TASK TO CARRY OUT
Return the records word for word. Pictures do not belong in the copy.

PROVIDED INFORMATION
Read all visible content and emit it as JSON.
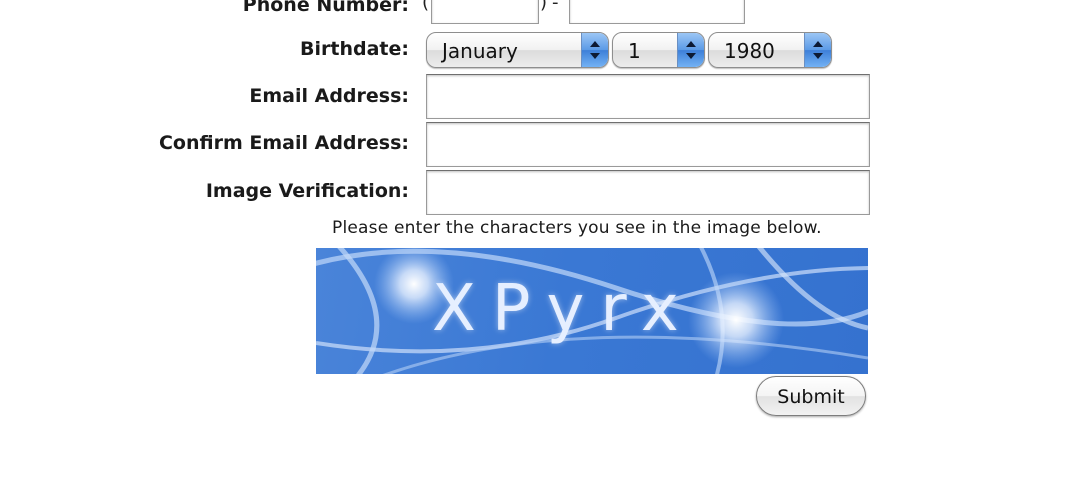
{
  "form": {
    "phone": {
      "label": "Phone Number:",
      "area_code_value": "",
      "number_value": "",
      "paren_open": "(",
      "paren_close": ")",
      "dash": "-"
    },
    "birthdate": {
      "label": "Birthdate:",
      "month": "January",
      "day": "1",
      "year": "1980"
    },
    "email": {
      "label": "Email Address:",
      "value": ""
    },
    "confirm_email": {
      "label": "Confirm Email Address:",
      "value": ""
    },
    "image_verification": {
      "label": "Image Verification:",
      "value": "",
      "instructions": "Please enter the characters you see in the image below.",
      "captcha_text": "XPyrx"
    },
    "submit_label": "Submit"
  },
  "colors": {
    "captcha_background": "#3a78d4",
    "select_arrow_accent": "#5b9ae6"
  }
}
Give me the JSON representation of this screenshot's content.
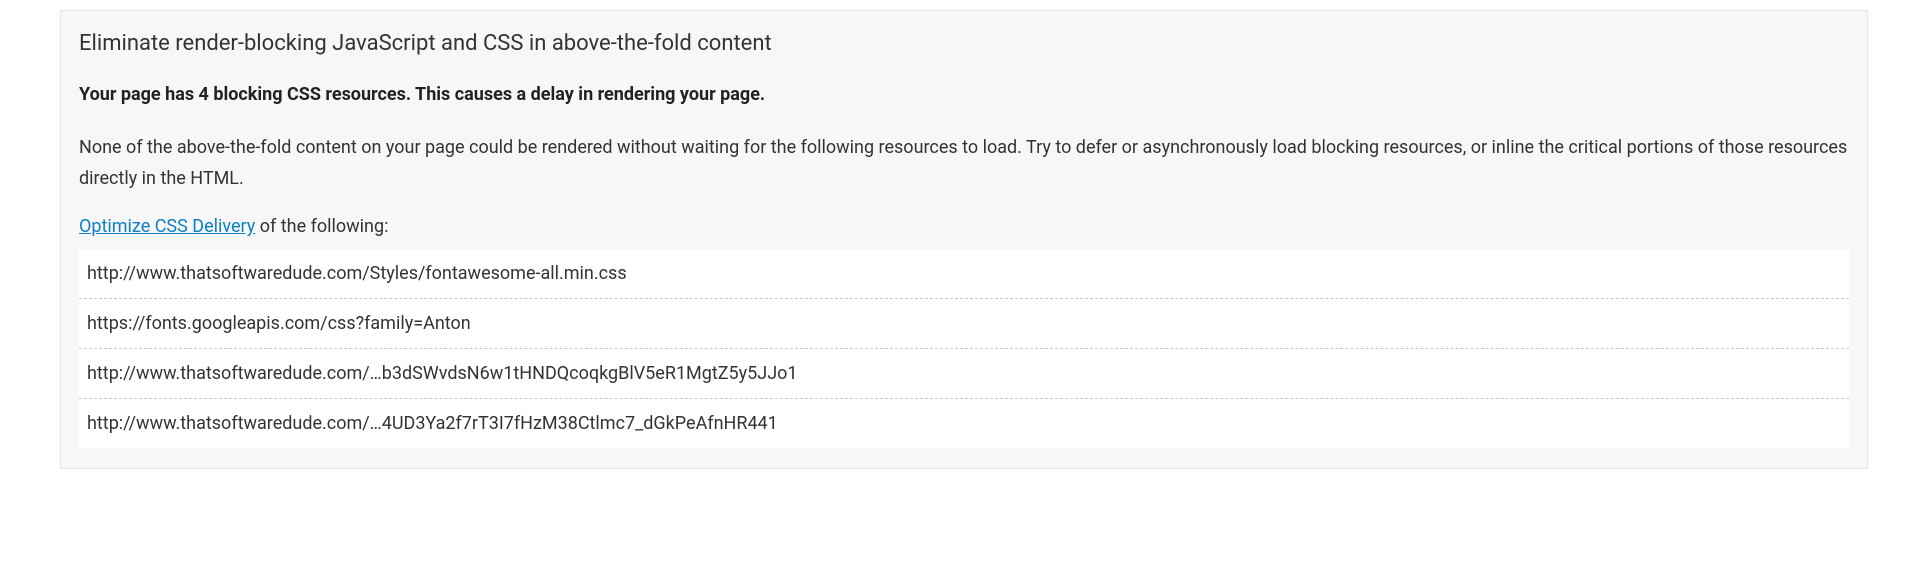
{
  "title": "Eliminate render-blocking JavaScript and CSS in above-the-fold content",
  "subtitle": "Your page has 4 blocking CSS resources. This causes a delay in rendering your page.",
  "description": "None of the above-the-fold content on your page could be rendered without waiting for the following resources to load. Try to defer or asynchronously load blocking resources, or inline the critical portions of those resources directly in the HTML.",
  "optimize_link_text": "Optimize CSS Delivery",
  "optimize_suffix": " of the following:",
  "resources": [
    "http://www.thatsoftwaredude.com/Styles/fontawesome-all.min.css",
    "https://fonts.googleapis.com/css?family=Anton",
    "http://www.thatsoftwaredude.com/…b3dSWvdsN6w1tHNDQcoqkgBlV5eR1MgtZ5y5JJo1",
    "http://www.thatsoftwaredude.com/…4UD3Ya2f7rT3I7fHzM38Ctlmc7_dGkPeAfnHR441"
  ]
}
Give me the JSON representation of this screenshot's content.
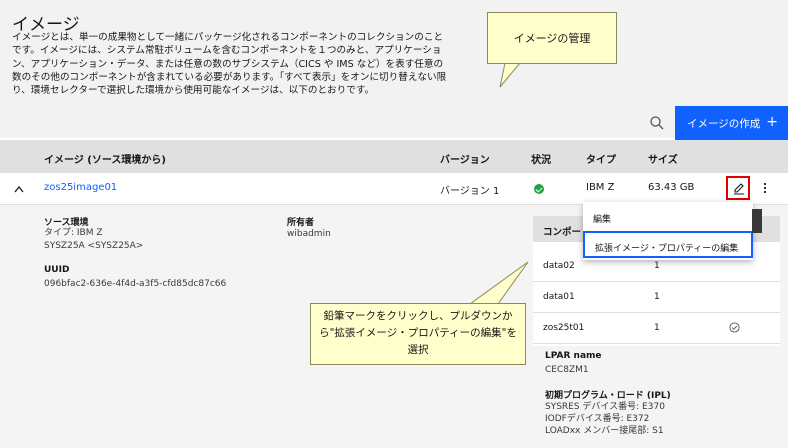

SOLUTION TO THE EXERCISE
Read all visible content and emit it as JSON.
{
  "form": {
    "phone": {
      "label": "Phone Number:",
      "area_code_value": "",
      "number_value": "",
      "paren_open": "(",
      "paren_close": ")",
      "dash": "-"
    },
    "birthdate": {
      "label": "Birthdate:",
      "month": "January",
      "day": "1",
      "year": "1980"
    },
    "email": {
      "label": "Email Address:",
      "value": ""
    },
    "confirm_email": {
      "label": "Confirm Email Address:",
      "value": ""
    },
    "image_verification": {
      "label": "Image Verification:",
      "value": "",
      "instructions": "Please enter the characters you see in the image below.",
      "captcha_text": "XPyrx"
    },
    "submit_label": "Submit"
  },
  "colors": {
    "captcha_background": "#3a78d4",
    "select_arrow_accent": "#5b9ae6"
  }
}
Give me the JSON representation of this screenshot's content.
{
  "title": "Eliminate render-blocking JavaScript and CSS in above-the-fold content",
  "subtitle": "Your page has 4 blocking CSS resources. This causes a delay in rendering your page.",
  "description": "None of the above-the-fold content on your page could be rendered without waiting for the following resources to load. Try to defer or asynchronously load blocking resources, or inline the critical portions of those resources directly in the HTML.",
  "optimize_link_text": "Optimize CSS Delivery",
  "optimize_suffix": " of the following:",
  "resources": [
    "http://www.thatsoftwaredude.com/Styles/fontawesome-all.min.css",
    "https://fonts.googleapis.com/css?family=Anton",
    "http://www.thatsoftwaredude.com/…b3dSWvdsN6w1tHNDQcoqkgBlV5eR1MgtZ5y5JJo1",
    "http://www.thatsoftwaredude.com/…4UD3Ya2f7rT3I7fHzM38Ctlmc7_dGkPeAfnHR441"
  ]
}
Give me the JSON representation of this screenshot's content.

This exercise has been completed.